Like a dog on a leash
Lately, I have been reading and thinking more about my privacy.
What information do I lose control over every time I use some commercial software whose business model is mining as much of one’s personal data as possible.
The answer to that although obvious is quite scary. And that is that you lose everything. Everything that you give that can be captured, logged and recorded.
When you visit a website like Facebook for example and create an account, every information that you then give to Facebook, your name, your address, gender and whatever else you inputted in the fields they provide is now tied to your profile. This profile alongside the information you gave Facebook already is now in the process of continuous refinement as you use any of Facebook’s services. WhatsApp, Instagram, the Facebook website or app itself plus a lot more other small websites and services that Facebook aggressively buys.
So then when any time you visit the Facebook site or any of Facebook owned services, any action that you do on them is logged and recorded and stored forever. What time and from where you logged in. What device and browser did you use to login. What did you do next. Did you type a status? Perhaps you wrote something and deleted it after. That too gets logged. What searches did you make, what profiles did you visit and for how long. What posts did you like and what posts did you look at the most. What messages and photographs you sent to your friends. All gets logged and recorded and stored in one of the growing in numbers data centers that Facebook owns. All of this data is no longer yours.
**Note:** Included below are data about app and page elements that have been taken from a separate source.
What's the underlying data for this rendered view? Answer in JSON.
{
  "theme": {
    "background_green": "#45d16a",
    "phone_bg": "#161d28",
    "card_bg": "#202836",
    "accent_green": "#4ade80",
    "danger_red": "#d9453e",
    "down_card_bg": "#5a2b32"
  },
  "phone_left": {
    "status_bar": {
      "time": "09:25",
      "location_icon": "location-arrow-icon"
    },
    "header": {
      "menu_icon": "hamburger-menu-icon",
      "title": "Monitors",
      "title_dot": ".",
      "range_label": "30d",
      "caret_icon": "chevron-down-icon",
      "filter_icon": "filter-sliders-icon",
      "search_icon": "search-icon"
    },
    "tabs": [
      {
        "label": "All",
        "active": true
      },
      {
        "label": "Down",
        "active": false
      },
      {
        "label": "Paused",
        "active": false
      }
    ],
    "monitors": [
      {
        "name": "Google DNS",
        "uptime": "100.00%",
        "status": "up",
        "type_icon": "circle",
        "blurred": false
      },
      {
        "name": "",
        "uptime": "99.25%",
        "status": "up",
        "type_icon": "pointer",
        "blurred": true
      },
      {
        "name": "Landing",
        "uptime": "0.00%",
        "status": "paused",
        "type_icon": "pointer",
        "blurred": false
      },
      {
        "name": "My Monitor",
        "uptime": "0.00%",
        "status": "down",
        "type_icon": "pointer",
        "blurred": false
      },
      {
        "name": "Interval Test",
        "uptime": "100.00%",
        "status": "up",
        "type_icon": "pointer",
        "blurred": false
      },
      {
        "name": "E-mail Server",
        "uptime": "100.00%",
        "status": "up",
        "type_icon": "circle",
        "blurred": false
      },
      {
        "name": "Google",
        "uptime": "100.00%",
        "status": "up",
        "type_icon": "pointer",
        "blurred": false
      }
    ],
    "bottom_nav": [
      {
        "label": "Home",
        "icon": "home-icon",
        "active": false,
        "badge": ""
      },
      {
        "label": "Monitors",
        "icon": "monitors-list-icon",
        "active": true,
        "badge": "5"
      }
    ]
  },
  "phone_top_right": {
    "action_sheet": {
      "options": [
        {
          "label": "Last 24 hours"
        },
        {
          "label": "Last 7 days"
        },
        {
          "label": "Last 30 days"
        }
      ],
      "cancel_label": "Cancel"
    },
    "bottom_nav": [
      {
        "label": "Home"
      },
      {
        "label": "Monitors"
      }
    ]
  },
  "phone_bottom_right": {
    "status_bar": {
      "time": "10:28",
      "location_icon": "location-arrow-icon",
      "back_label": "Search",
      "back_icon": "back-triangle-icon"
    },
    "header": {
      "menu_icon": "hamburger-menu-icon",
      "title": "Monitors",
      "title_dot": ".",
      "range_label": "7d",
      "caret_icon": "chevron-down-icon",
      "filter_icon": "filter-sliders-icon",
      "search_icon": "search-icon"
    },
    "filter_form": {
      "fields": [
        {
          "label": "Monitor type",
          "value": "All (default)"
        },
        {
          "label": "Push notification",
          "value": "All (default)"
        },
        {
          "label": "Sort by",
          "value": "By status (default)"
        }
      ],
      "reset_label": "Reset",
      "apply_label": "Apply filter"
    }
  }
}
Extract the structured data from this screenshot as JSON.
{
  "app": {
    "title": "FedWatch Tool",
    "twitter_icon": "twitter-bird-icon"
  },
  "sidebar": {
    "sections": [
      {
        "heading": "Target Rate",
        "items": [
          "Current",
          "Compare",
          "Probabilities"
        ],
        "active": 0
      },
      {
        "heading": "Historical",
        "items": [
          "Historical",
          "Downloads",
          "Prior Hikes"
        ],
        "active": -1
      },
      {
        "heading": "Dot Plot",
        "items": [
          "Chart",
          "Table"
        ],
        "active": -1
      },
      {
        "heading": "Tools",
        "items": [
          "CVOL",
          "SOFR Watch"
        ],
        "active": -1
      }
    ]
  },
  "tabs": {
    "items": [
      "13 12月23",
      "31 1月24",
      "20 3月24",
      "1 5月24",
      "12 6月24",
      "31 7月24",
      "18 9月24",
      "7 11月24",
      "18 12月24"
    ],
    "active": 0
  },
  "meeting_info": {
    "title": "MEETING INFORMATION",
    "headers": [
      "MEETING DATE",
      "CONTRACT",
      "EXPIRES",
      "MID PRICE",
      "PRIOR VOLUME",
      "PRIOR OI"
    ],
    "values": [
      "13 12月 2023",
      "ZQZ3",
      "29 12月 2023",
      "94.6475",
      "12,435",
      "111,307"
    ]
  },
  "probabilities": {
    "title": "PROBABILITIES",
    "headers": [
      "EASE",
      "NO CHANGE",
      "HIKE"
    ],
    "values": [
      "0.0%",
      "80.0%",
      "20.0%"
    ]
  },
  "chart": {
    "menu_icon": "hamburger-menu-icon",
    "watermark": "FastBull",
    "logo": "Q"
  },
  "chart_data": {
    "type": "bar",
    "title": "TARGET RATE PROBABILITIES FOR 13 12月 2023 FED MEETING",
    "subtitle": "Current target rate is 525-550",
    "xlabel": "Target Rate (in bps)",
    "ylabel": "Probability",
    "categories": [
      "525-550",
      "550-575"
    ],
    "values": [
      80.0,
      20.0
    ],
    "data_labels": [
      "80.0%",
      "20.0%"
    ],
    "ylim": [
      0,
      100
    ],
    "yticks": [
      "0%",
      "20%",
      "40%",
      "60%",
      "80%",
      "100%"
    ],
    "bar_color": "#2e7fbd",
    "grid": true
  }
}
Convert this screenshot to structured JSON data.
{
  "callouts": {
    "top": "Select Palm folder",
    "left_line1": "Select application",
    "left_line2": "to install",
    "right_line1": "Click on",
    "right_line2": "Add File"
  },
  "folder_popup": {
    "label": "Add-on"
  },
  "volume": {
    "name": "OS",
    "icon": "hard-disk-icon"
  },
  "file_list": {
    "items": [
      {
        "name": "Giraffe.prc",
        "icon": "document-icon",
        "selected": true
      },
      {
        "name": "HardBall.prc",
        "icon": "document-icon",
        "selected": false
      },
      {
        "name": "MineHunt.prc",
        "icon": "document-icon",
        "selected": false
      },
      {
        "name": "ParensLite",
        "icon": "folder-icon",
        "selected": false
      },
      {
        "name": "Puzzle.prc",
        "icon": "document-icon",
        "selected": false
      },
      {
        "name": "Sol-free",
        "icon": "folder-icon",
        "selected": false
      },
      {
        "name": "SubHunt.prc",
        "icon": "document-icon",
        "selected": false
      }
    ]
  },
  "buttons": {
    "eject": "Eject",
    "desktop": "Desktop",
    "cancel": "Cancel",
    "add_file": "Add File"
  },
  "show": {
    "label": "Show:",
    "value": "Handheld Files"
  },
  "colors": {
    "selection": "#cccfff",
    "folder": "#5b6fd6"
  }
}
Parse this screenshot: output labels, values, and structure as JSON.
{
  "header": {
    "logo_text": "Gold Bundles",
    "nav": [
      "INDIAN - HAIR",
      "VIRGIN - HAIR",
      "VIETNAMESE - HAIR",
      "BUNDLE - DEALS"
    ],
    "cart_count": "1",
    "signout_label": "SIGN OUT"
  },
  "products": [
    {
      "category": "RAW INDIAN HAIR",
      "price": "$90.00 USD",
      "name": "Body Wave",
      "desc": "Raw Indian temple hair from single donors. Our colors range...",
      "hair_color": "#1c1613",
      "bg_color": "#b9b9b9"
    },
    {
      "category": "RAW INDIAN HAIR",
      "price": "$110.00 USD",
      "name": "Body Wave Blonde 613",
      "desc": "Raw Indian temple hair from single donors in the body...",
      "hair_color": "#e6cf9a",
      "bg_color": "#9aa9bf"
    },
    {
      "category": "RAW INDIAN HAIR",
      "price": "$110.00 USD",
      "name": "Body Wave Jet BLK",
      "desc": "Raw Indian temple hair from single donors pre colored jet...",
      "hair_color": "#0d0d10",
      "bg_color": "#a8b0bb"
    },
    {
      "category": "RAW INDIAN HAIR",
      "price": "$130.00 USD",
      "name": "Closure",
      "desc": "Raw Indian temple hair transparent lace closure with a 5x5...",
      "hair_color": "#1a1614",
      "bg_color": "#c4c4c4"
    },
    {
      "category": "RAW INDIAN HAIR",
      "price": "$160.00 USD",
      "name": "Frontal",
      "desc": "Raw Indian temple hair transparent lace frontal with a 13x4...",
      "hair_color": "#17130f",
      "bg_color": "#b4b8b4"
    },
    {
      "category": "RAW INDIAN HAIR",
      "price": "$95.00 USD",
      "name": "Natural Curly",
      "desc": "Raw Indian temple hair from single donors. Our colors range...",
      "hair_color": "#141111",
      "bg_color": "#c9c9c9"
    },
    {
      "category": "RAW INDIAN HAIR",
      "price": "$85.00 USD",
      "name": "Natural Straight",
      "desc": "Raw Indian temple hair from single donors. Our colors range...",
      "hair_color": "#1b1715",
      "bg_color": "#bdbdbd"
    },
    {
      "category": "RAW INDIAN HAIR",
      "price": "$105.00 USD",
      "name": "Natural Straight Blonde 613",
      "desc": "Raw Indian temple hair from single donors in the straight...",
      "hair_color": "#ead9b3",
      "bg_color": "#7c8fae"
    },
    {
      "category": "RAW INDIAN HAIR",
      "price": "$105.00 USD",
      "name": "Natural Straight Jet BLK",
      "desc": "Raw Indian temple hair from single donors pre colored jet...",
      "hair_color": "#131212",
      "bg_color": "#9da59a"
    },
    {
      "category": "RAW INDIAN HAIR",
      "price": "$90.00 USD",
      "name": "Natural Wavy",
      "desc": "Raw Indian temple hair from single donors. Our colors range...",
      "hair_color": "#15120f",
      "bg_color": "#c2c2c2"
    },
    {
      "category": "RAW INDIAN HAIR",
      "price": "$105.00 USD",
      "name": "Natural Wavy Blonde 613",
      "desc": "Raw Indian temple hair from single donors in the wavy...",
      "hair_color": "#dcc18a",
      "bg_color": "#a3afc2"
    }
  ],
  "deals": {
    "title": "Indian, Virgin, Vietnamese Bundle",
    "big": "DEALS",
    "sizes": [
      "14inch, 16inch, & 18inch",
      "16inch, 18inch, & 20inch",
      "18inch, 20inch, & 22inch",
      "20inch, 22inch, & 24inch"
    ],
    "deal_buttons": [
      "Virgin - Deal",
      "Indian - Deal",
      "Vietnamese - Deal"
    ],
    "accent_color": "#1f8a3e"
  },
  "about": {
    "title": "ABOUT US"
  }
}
And then if you decide to close Facebook and go do something else in your browser, Facebook will still track you through cookies that it leaves in your browser as well as through the various ‘share’ and ‘like’ buttons that Facebook has all across the internet. And even worse, even if you never created a Facebook account, a profile on you will still be built. A so called shadow profile. It will be built through people who know ‘you’ that already exist in the Facebook network and continuously feed data about you and other people they know, through messages, photographs or even their private contacts list that Facebook/WhatsApp asks you to give them access to when you download their apps.
This all is only scratching the surface of what Facebook collects. But the reality is that you are not in control of it at all. As the saying goes
“If the product is free, you are the product.”
And Facebook is not alone in its desires to mine as much of one’s personal data as possible. This data is very valuable both to advertisers who want to sell their products as well as to the companies themselves as they can then use all this data to continuously try to improve their services using machine learning.
So what can you do?
The truth is that a lot of people are oblivious to what really happens when you use ‘free’ services like Facebook or Google.
I watched an interesting documentary about Facebook that you can watch here. And in there it mentions, what I think is a perfect analogy of how you can think about this kind of mass data collection about yourself.
“Many people don’t care about what happens with their data or what information they give out freely because they are like dogs on a leash where only when the leash gets pulled do they get that something is wrong.”
The arguments such as I have nothing to hide are really silly too because with this much information about you that you freely give out, you can form very powerful mental models of what you like, how you think and what you may even think next. And perhaps you have nothing to hide now, or so you think, this can all change in the future. And when you get into the habit of simply not caring about your digital fingerprint in this world, which is extremely easy to do nowadays, you forget about this little fact that every action you do, gets recorded and logged forever using these ‘free’ services.
So. This sounds pretty bleak. Can you do something about it?
The answer to that is yes, you can. First though, you have to start caring. And to start caring, you have to educate yourself on why you should care in the first place.
But deleting your Facebook, Instagram account does not work if there is no alternative in sight.
Fortunately, privacy respecting alternatives exist and you may be surprised that often times they are better than what you’re trying to replace.
I made a curated list of various privacy disrespecting websites/services and alternatives you can use to replace them. Since this list is open source and is on GitHub, you can contribute to it directly to improve it.
I hope this article may give some inspiration to you so you can use these ‘free’ services with good consciousness of how your data is continuously being collected. And if you wish to stop that and care, I hope you now know that alternatives exist and they can only get better as more people start using them and show that they care about their privacy.